Atlantic Electricity Vision
Together, we can build an affordable, reliable and sustainable electricity system in our region, today
The Conservation Council of New Brunswick and the Ecology Action Centre are excited to launch the Atlantic Electricity Vision series of reports, webinars and research to show that affordable, reliable, sustainable electricity is possible in our region, right now. Cleaner electricity can help make us safer, more secure and healthier. We can use it to help make electricity affordable for everyone, reliable for when we need it, and cleaner for our health and for our planet.
Our definition of cleaner electricity has two components. First, cleaner electricity relies primarily on non-polluting sources like wind, solar and existing hydro technologies and it is used efficiently. These renewable technologies have lower environmental impact than electricity generated from coal, oil and natural gas that generate greenhouse gases when burned causing the global heating that is supercharging our weather. Second, our sustainable electricity portfolio needs to be affordable and reliable.
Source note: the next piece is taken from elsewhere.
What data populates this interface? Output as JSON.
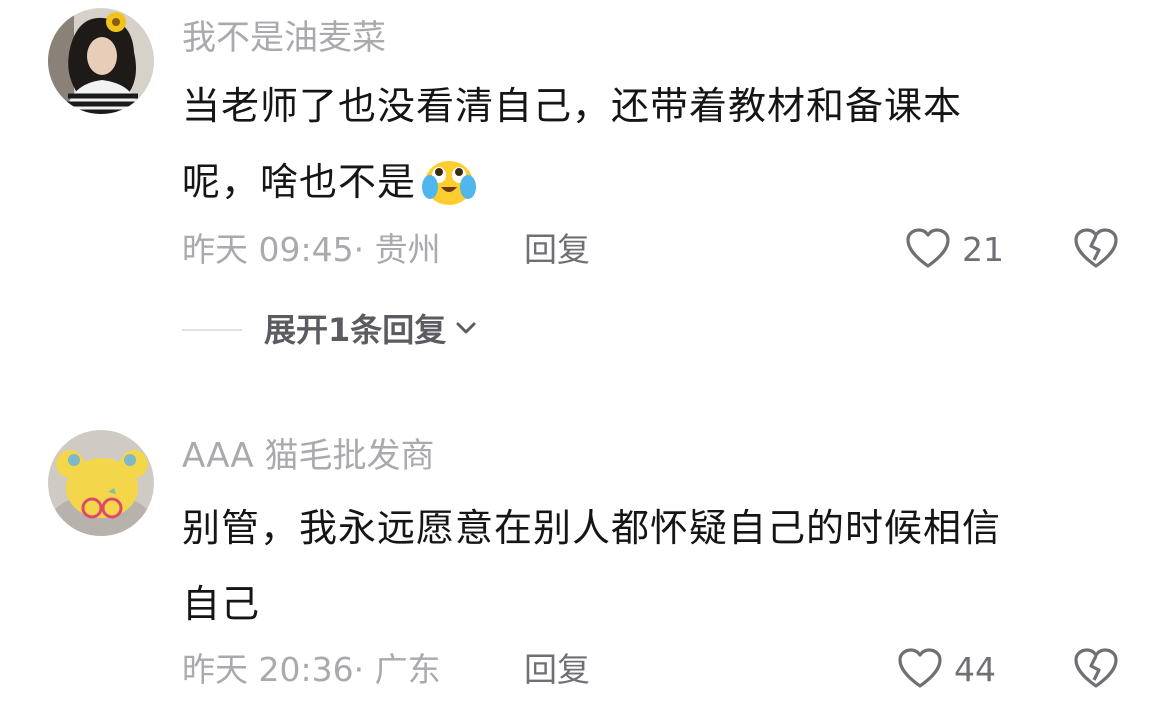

The Atlantic Electricity Vision series is focused on the transition to electricity that phases out coal and ensures our regional electricity system is 90 per cent emissions free before 2030 as required by federal policy and climate change regulations. As a key part of the Just and Green Recovery from the COVID-19 pandemic, clean electricity can build green careers, bring health and economic benefits to communities and help us emerge from the pandemic better off than when we began.
Two studies, A Comparative Analysis of Select Legislated Electricity Regimes in Eastern Canada and the New England Region, and, A Comparative Analysis of the Legislated Electricity Regimes in New Brunswick and Nova Scotia, by East Coast Environmental Law (ECEL) for CCNB and EAC show that government rules stand in the way of spending more to help low-income households spend less on energy; prevent utilities from considering the social and environmental costs of our electricity choices, and fail to send long-term signals to plan now for a zero-emitting electricity system over the next 20 to 30 years.
In other words, the public interest is narrowly defined by New Brunswick and Nova Scotia legislation and regulations to focus only on financial costs to utilities and ratepayers. Government rules fail to consider environmental and social dimensions. This narrow understanding of the public interest poses barriers to securing the best outcomes for low-income households and our health through clean electricity portfolios.
A third report, Comparative Analysis of Long-Term Resource Plans and Energy Scenarios by the Energy Futures Group shows that electricity plans that favour cleaner electricity are cost competitive. In fact, of the 24 electricity plans reviewed, 80 per cent of the scenarios favouring efficiency and renewable energy were cheaper or within just a few per cent of the scenarios favouring conventional, polluting technologies.
We know that cleaner electricity is affordable, reliable and sustainable – and it’s ready to be deployed right now. The major barriers keeping us from achieving the clean electricity system we deserve are the outdated laws, rules and targets in our region. We need to update the laws and processes that control how we plan for future electricity systems, in order to ensure a safer, more secure and healthier future with clean electricity. Not doing so is a political choice.